Women's health depends on how women are valued. The rate of infant death worldwide has been reduced by 50 percent over the past 20 years while health of women as measured by their maternal mortality and morbidity has not improved. More than 600,000 women die in childbirth each year, and 99 percent of these deaths occur in developing countries. Most of these deaths are preventable with basic pre- and post-natal care. All too often however, a mother-to-be is not given the resources or attention she needs to deliver a healthy baby. Again let me congratulate His Excellency Dr. Ernest Bai Koroma for introducing the free health program for children and lactating mothers in Sierra Leone. I am absolutely sure this program will help reduce the number of women who die in childbirth each year.
Political Backlash: As women turn to the political arena to achieve their human rights; the barriers that are challenging their leadership often come from unexpected sources. This year, the U.S. House of Representatives traded the Administrations payment of UN dues for a global gag rule that prevents groups like those described from expressing an opinion on the abortion laws in their countries. This limitation on overseas groups receiving U.S. assistance for family planning services is bound up with U.S. domestic politics. Since 1973, groups receiving U.S. population assistance have not provided abortion services or referred clients to abortion providers as a requirement for receiving US foreign assistance.
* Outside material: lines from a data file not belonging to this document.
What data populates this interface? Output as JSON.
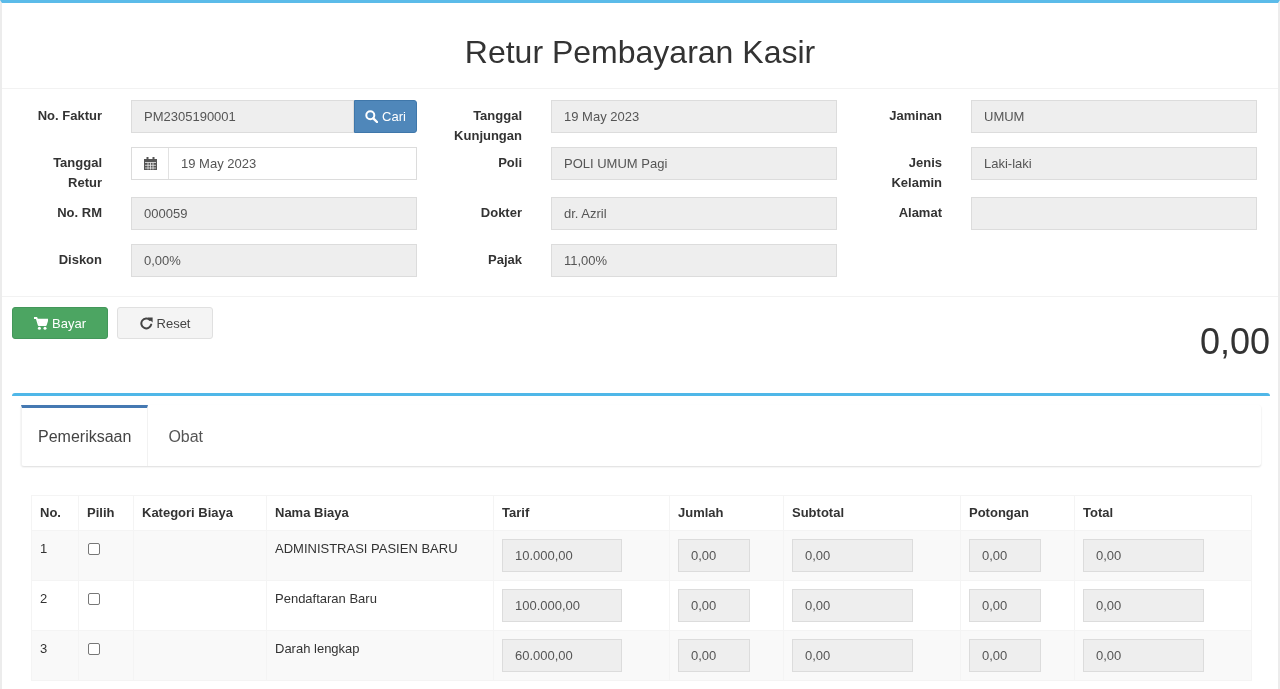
{
  "page": {
    "title": "Retur Pembayaran Kasir"
  },
  "form": {
    "columns": [
      [
        {
          "label": "No. Faktur",
          "value": "PM2305190001",
          "kind": "search",
          "readonly": true,
          "button": "Cari"
        },
        {
          "label": "Tanggal Retur",
          "value": "19 May 2023",
          "kind": "date",
          "readonly": false
        },
        {
          "label": "No. RM",
          "value": "000059",
          "kind": "text",
          "readonly": true
        },
        {
          "label": "Diskon",
          "value": "0,00%",
          "kind": "text",
          "readonly": true
        }
      ],
      [
        {
          "label": "Tanggal Kunjungan",
          "value": "19 May 2023",
          "kind": "text",
          "readonly": true
        },
        {
          "label": "Poli",
          "value": "POLI UMUM Pagi",
          "kind": "text",
          "readonly": true
        },
        {
          "label": "Dokter",
          "value": "dr. Azril",
          "kind": "text",
          "readonly": true
        },
        {
          "label": "Pajak",
          "value": "11,00%",
          "kind": "text",
          "readonly": true
        }
      ],
      [
        {
          "label": "Jaminan",
          "value": "UMUM",
          "kind": "text",
          "readonly": true
        },
        {
          "label": "Jenis Kelamin",
          "value": "Laki-laki",
          "kind": "text",
          "readonly": true
        },
        {
          "label": "Alamat",
          "kind": "text",
          "readonly": true
        }
      ]
    ]
  },
  "actions": [
    {
      "label": "Bayar",
      "kind": "success"
    },
    {
      "label": "Reset",
      "kind": "default"
    }
  ],
  "total": "0,00",
  "tabs": [
    {
      "label": "Pemeriksaan",
      "selected": true
    },
    {
      "label": "Obat",
      "selected": false
    }
  ],
  "table": {
    "columns": [
      "No.",
      "Pilih",
      "Kategori Biaya",
      "Nama Biaya",
      "Tarif",
      "Jumlah",
      "Subtotal",
      "Potongan",
      "Total"
    ],
    "fields_readonly": true,
    "rows": [
      {
        "no": "1",
        "checked": false,
        "name": "ADMINISTRASI PASIEN BARU",
        "tarif": "10.000,00",
        "jumlah": "0,00",
        "subtotal": "0,00",
        "potongan": "0,00",
        "total": "0,00"
      },
      {
        "no": "2",
        "checked": false,
        "name": "Pendaftaran Baru",
        "tarif": "100.000,00",
        "jumlah": "0,00",
        "subtotal": "0,00",
        "potongan": "0,00",
        "total": "0,00"
      },
      {
        "no": "3",
        "checked": false,
        "name": "Darah lengkap",
        "tarif": "60.000,00",
        "jumlah": "0,00",
        "subtotal": "0,00",
        "potongan": "0,00",
        "total": "0,00"
      }
    ]
  }
}
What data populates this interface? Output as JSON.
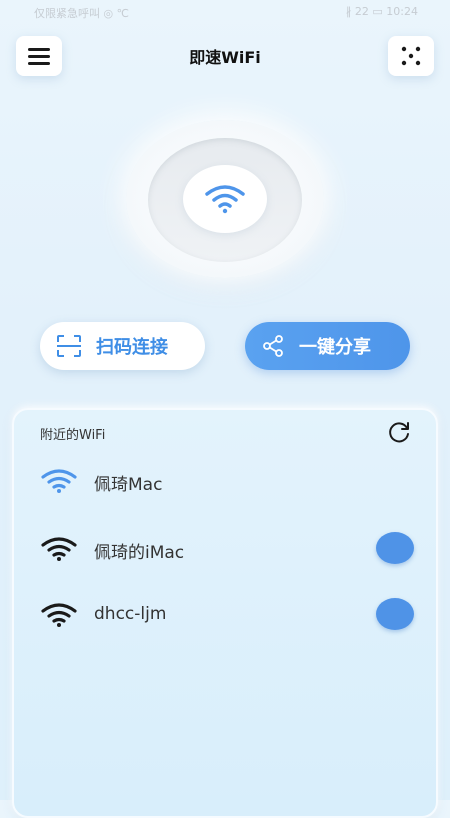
{
  "status_bar": {
    "left": "仅限紧急呼叫 ◎ ℃",
    "right": "∦ 22 ▭ 10:24"
  },
  "header": {
    "title": "即速WiFi",
    "menu_icon": "hamburger-menu-icon",
    "scan_icon": "dice-scan-icon"
  },
  "center": {
    "icon": "wifi-icon",
    "accent_color": "#4e95ea"
  },
  "actions": {
    "scan_connect_label": "扫码连接",
    "share_label": "一键分享"
  },
  "nearby": {
    "title": "附近的WiFi",
    "refresh_icon": "refresh-icon",
    "networks": [
      {
        "name": "佩琦Mac",
        "connected": true
      },
      {
        "name": "佩琦的iMac",
        "connected": false
      },
      {
        "name": "dhcc-ljm",
        "connected": false
      }
    ]
  }
}
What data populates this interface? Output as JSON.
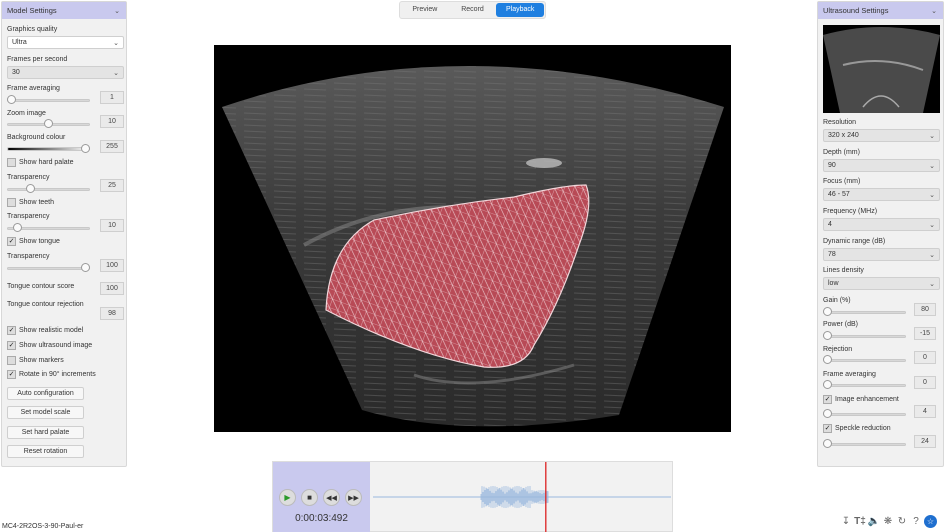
{
  "left_panel": {
    "title": "Model Settings",
    "graphics_quality": {
      "label": "Graphics quality",
      "value": "Ultra"
    },
    "fps": {
      "label": "Frames per second",
      "value": "30"
    },
    "frame_averaging": {
      "label": "Frame averaging",
      "value": "1",
      "level": 0.0
    },
    "zoom_image": {
      "label": "Zoom image",
      "value": "10",
      "level": 0.5
    },
    "background_colour": {
      "label": "Background colour",
      "value": "255",
      "level": 1.0
    },
    "show_hard_palate": {
      "label": "Show hard palate",
      "checked": false
    },
    "transparency_1": {
      "label": "Transparency",
      "value": "25",
      "level": 0.25
    },
    "show_teeth": {
      "label": "Show teeth",
      "checked": false
    },
    "transparency_2": {
      "label": "Transparency",
      "value": "10",
      "level": 0.1
    },
    "show_tongue": {
      "label": "Show tongue",
      "checked": true
    },
    "transparency_3": {
      "label": "Transparency",
      "value": "100",
      "level": 1.0
    },
    "tongue_contour_score": {
      "label": "Tongue contour score",
      "value": "100"
    },
    "tongue_contour_rejection": {
      "label": "Tongue contour rejection",
      "value": "98"
    },
    "show_realistic_model": {
      "label": "Show realistic model",
      "checked": true
    },
    "show_ultrasound_image": {
      "label": "Show ultrasound image",
      "checked": true
    },
    "show_markers": {
      "label": "Show markers",
      "checked": false
    },
    "rotate_90": {
      "label": "Rotate in 90° increments",
      "checked": true
    },
    "buttons": {
      "auto": "Auto configuration",
      "scale": "Set model scale",
      "palate": "Set hard palate",
      "reset": "Reset rotation"
    }
  },
  "tabs": [
    "Preview",
    "Record",
    "Playback"
  ],
  "active_tab": "Playback",
  "right_panel": {
    "title": "Ultrasound Settings",
    "resolution": {
      "label": "Resolution",
      "value": "320 x 240"
    },
    "depth": {
      "label": "Depth (mm)",
      "value": "90"
    },
    "focus": {
      "label": "Focus (mm)",
      "value": "46 - 57"
    },
    "frequency": {
      "label": "Frequency (MHz)",
      "value": "4"
    },
    "dynamic_range": {
      "label": "Dynamic range (dB)",
      "value": "78"
    },
    "lines_density": {
      "label": "Lines density",
      "value": "low"
    },
    "gain": {
      "label": "Gain (%)",
      "value": "80"
    },
    "power": {
      "label": "Power (dB)",
      "value": "-15"
    },
    "rejection": {
      "label": "Rejection",
      "value": "0"
    },
    "frame_averaging": {
      "label": "Frame averaging",
      "value": "0"
    },
    "image_enhancement": {
      "label": "Image enhancement",
      "checked": true,
      "value": "4"
    },
    "speckle_reduction": {
      "label": "Speckle reduction",
      "checked": true,
      "value": "24"
    }
  },
  "playback": {
    "time": "0:00:03:492",
    "position": 0.58
  },
  "footer": {
    "filename": "MC4-2R2OS-3-90-Paul-er"
  },
  "colors": {
    "accent": "#1f7fe0",
    "header": "#c9c9ee",
    "tongue": "#b84a56"
  },
  "icons": [
    "download-icon",
    "text-icon",
    "sound-icon",
    "settings-icon",
    "refresh-icon",
    "help-icon",
    "accessibility-icon"
  ]
}
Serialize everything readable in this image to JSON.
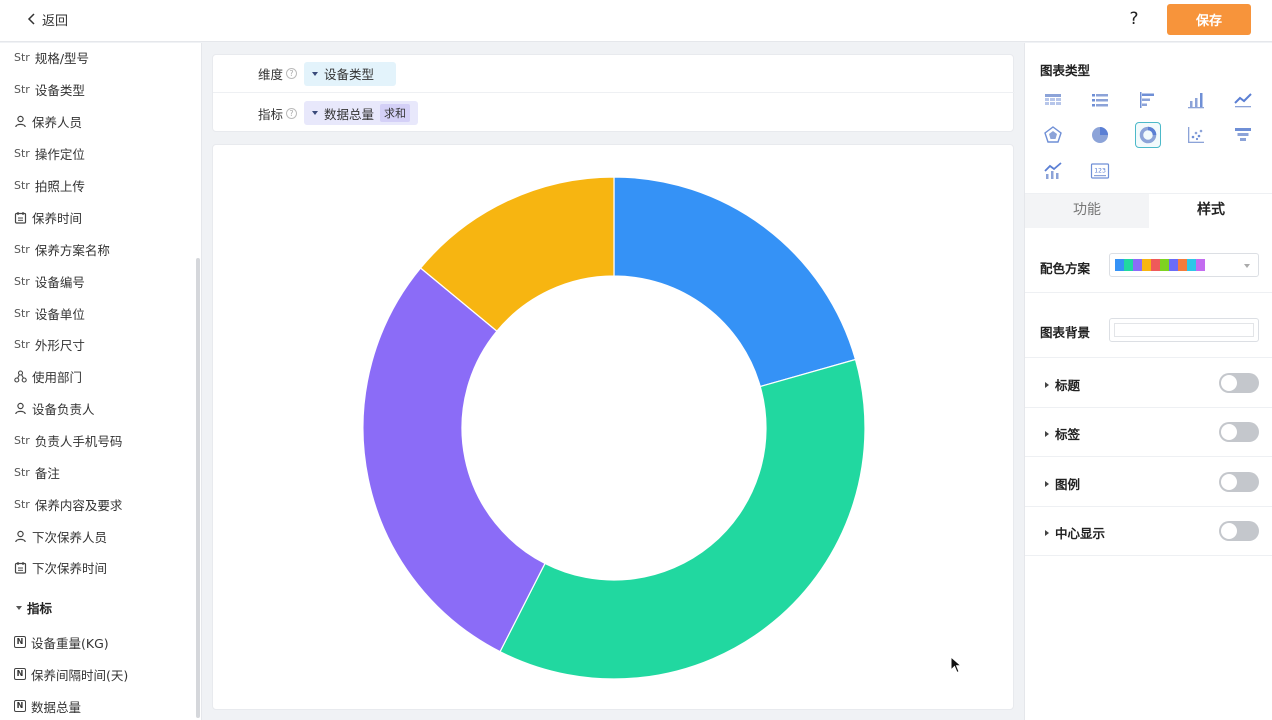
{
  "topbar": {
    "back_label": "返回",
    "help_label": "?",
    "save_label": "保存"
  },
  "fields": {
    "dimensions": [
      {
        "type": "Str",
        "label": "规格/型号"
      },
      {
        "type": "Str",
        "label": "设备类型"
      },
      {
        "type": "person-icon",
        "label": "保养人员"
      },
      {
        "type": "Str",
        "label": "操作定位"
      },
      {
        "type": "Str",
        "label": "拍照上传"
      },
      {
        "type": "calendar-icon",
        "label": "保养时间"
      },
      {
        "type": "Str",
        "label": "保养方案名称"
      },
      {
        "type": "Str",
        "label": "设备编号"
      },
      {
        "type": "Str",
        "label": "设备单位"
      },
      {
        "type": "Str",
        "label": "外形尺寸"
      },
      {
        "type": "org-icon",
        "label": "使用部门"
      },
      {
        "type": "person-icon",
        "label": "设备负责人"
      },
      {
        "type": "Str",
        "label": "负责人手机号码"
      },
      {
        "type": "Str",
        "label": "备注"
      },
      {
        "type": "Str",
        "label": "保养内容及要求"
      },
      {
        "type": "person-icon",
        "label": "下次保养人员"
      },
      {
        "type": "calendar-icon",
        "label": "下次保养时间"
      }
    ],
    "metrics_section": "指标",
    "metric_badge": "N",
    "metrics": [
      {
        "label": "设备重量(KG)"
      },
      {
        "label": "保养间隔时间(天)"
      },
      {
        "label": "数据总量"
      }
    ]
  },
  "config": {
    "dimension_label": "维度",
    "dimension_value": "设备类型",
    "metric_label": "指标",
    "metric_value": "数据总量",
    "metric_agg": "求和",
    "help_mark": "?"
  },
  "chart_data": {
    "type": "pie",
    "donut": true,
    "values": [
      20.6,
      36.9,
      28.5,
      14.0
    ],
    "colors": [
      "#3592f6",
      "#21d8a0",
      "#8b6cf7",
      "#f7b511"
    ],
    "start_angle_deg": 0,
    "direction": "clockwise"
  },
  "right_panel": {
    "chart_type_title": "图表类型",
    "chart_types": [
      {
        "icon": "table-icon",
        "selected": false
      },
      {
        "icon": "list-icon",
        "selected": false
      },
      {
        "icon": "bar-horizontal-icon",
        "selected": false
      },
      {
        "icon": "bar-vertical-icon",
        "selected": false
      },
      {
        "icon": "line-chart-icon",
        "selected": false
      },
      {
        "icon": "radar-icon",
        "selected": false
      },
      {
        "icon": "pie-icon",
        "selected": false
      },
      {
        "icon": "donut-icon",
        "selected": true
      },
      {
        "icon": "scatter-icon",
        "selected": false
      },
      {
        "icon": "funnel-icon",
        "selected": false
      },
      {
        "icon": "combo-chart-icon",
        "selected": false
      },
      {
        "icon": "number-card-icon",
        "selected": false
      }
    ],
    "number_card_text": "123",
    "tabs": [
      "功能",
      "样式"
    ],
    "active_tab": "样式",
    "color_scheme_label": "配色方案",
    "color_scheme": [
      "#3592f6",
      "#21d8a0",
      "#8b6cf7",
      "#f7b511",
      "#ef5a5a",
      "#7ed321",
      "#6b6cf7",
      "#f57c3c",
      "#2ec7e8",
      "#c36cf0"
    ],
    "background_label": "图表背景",
    "toggles": [
      {
        "label": "标题",
        "on": false
      },
      {
        "label": "标签",
        "on": false
      },
      {
        "label": "图例",
        "on": false
      },
      {
        "label": "中心显示",
        "on": false
      }
    ]
  }
}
The gag rule requires a certification process where international family planning groups must promise they will not use non-U.S. dollars – raised from their local communities, national governments, and private donors – for expressing an opinion about the abortion laws in their own countries. A total of $15 million has been allowed for all groups refusing to sign, and many organizations feel that their voices are being silenced by this arbitrary trade-off. They feel that signing away the right to express their opinions about the toll unsafe abortions have on women's health is likely to increase, not deter, abortion-related deaths.
A more fundamental question arises from efforts such as the international gag rule to silence women. In the 21st century, do women need the control and guidance of male policymakers, or are they capable of using their newly-found voices as segue to a more just and equitable world? We must not question the responsible behavior of women farmers in Africa who produce 70 percent of the food, build the schools and health clinics, pay the school fees for the children, and haul clean drinking water for miles. What they need are their rights and the resources to claim them.
The Beijing plus Five Review will illustrate an increasing political trend: women know that their future depends on elections, not handouts. From Washington to Sierra Leone elected officials should remember that women are an increasingly vocal force in shaping their own futures. Through the power of the ballot box, women can have the last word.